- **TRY IT**: Search each line below for the word "Raster" and list those that contain it.

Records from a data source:
════════
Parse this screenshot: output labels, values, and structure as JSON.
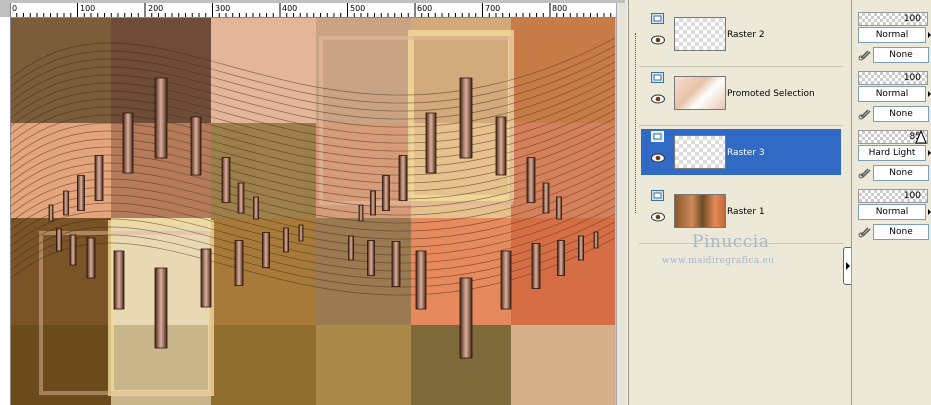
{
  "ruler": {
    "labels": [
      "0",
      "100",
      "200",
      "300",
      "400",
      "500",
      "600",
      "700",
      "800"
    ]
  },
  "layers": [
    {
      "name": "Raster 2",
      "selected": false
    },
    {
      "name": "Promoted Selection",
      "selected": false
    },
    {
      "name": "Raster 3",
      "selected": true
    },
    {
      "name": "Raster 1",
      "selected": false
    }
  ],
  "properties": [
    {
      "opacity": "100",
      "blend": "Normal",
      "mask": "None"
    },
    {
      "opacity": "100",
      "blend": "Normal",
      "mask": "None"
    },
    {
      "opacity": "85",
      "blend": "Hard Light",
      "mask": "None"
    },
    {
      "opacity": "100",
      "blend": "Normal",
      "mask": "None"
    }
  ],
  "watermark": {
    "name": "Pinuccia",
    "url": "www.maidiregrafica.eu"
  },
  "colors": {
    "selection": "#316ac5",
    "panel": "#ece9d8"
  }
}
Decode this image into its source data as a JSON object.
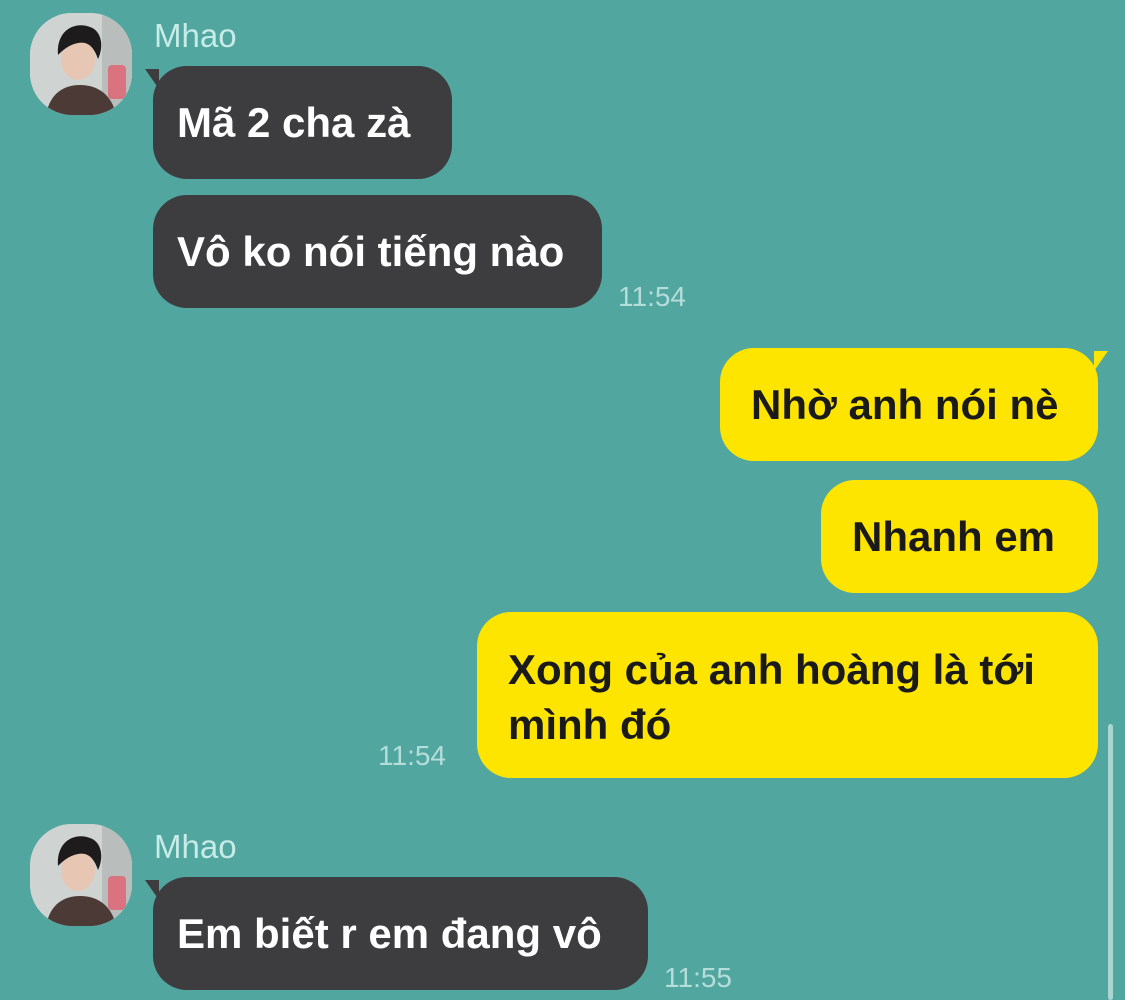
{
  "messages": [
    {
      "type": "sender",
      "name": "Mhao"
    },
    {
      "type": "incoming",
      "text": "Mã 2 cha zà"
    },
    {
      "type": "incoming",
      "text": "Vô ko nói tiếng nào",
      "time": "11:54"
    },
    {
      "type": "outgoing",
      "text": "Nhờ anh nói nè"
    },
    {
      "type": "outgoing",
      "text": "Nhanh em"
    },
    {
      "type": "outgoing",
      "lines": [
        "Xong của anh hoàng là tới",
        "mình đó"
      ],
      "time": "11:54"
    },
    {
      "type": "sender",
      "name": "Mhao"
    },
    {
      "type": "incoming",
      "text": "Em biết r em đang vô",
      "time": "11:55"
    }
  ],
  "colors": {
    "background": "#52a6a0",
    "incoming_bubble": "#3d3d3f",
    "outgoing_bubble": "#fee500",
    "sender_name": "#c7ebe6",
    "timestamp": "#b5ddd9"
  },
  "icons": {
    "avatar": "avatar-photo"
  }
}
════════
- **EXERCISE RESULT**:
      "name": "Raster 2",
      "name": "Raster 3",
      "name": "Raster 1",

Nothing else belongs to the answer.